The new BIMC Hospital at Nusa Dua opens its doors on May 5, an event that will certainly please anyone on the Bukit who needs international-standard medical care and doesn’t want to risk a potential two-hour road trip to BIMC’s other facility at Simpang Siur. It will be especially useful for those whose blood pressure is apt to rise to crisis level if stuck in traffic on what would normally be a 25-minute, 12-kilometre trip if everyone stayed in lane and obeyed the other road rules, or gave a tinker’s cuss about anyone else on the road.
That’s far from the only benefit of the new hospital, of course. It includes a 24-hour accident and emergency centre, a 24-hour medical centre, cosmetic medicine and dental centres, and – good news indeed – a dialysis centre which should make it possible for tourists who require regular dialysis to consider holidaying at Nusa Dua or nearby.
BIMC Nusa Dua plans an open day on May 5 to introduce residents and visitors to the new facility, housed in purpose-built accommodation in the BTCD enclave just across the road from Bali Collection. The complex was built by a Perth-based Australian firm that specialises in hospital construction and fitted out with state of the art interiors and infrastructure by a South African company.
Applications have been invited for the Endeavour Awards for 2013. This Australian government scholarship programme provides opportunities for Indonesians to undertake study, research and professional development in Australia.
Announcing the awards on April 2, Australian ambassador Greg Moriarty said: “Twenty-six Indonesians were awarded Endeavour scholarships in 2011 and we look forward to receiving more Indonesian applications to participate in this internationally competitive, merit based scholarship programme.”
Applications close on June 30. Details are available at http://www.australiaawards.gov.au.
Why, Thank You

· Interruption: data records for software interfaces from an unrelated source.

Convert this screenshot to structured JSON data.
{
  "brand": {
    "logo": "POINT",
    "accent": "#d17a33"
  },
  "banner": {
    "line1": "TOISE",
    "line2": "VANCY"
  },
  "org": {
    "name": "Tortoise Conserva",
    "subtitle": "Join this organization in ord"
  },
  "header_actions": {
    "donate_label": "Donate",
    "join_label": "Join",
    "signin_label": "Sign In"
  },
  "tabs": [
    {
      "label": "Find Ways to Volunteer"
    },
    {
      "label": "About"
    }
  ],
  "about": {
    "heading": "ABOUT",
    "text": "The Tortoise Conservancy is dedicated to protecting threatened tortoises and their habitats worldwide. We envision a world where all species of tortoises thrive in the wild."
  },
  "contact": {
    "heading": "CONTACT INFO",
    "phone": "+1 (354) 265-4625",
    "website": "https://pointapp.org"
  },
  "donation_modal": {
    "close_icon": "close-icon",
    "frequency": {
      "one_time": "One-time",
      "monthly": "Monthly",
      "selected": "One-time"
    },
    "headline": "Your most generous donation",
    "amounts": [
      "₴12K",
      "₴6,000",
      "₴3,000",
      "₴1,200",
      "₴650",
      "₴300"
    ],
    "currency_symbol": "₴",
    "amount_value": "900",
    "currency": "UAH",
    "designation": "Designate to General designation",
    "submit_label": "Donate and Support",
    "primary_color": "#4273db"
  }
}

Diarists and other scribblers generally only hear from readers who have a gripe. This is not necessarily a problem. Often it gives you a good laugh, as for example not so long ago when a self-elected lunar luminary of long standing in these parts told Hector’s helper – it was in response to a polite inquiry – “Eat shit and die you twerp.”
How much more pleasant it was to receive feedback recently from reader Nurul J. Darmawan, who posted this note on Hector’s Facebook wall in response to the item in last edition’s Diary headed True to Herself:
“Hi Hector … reading your article really impressed me. What you said about Facebook is true in our lives. You’re right: we need late in life more real than virtual life. Facebook is where I find friends to add insight in my life. Your articles are very insightful and give an input to many people such as me. Bravo Hector’s Diary!”
Hector also tweets (some people say he twitters, but cockatoos don’t do that) and was recently followed – you do that on Twitter – by one Frank Seth, from Idaho, who advised: “I’m an undiscovered American watercolour artist. Have been painting over 53-plus years. Maybe this will be my year? I want to keep on painting as long as I can do it.”
Good on you, Frank.
Hector’s Diary appears in the fortnightly print edition of the Bali Advertiser, out every second Wednesday and on Hector’s Blog at http://wotthehec.blogspot.com. Hector is on Twitter (@scratchings) and Facebook (Hector McSquawky).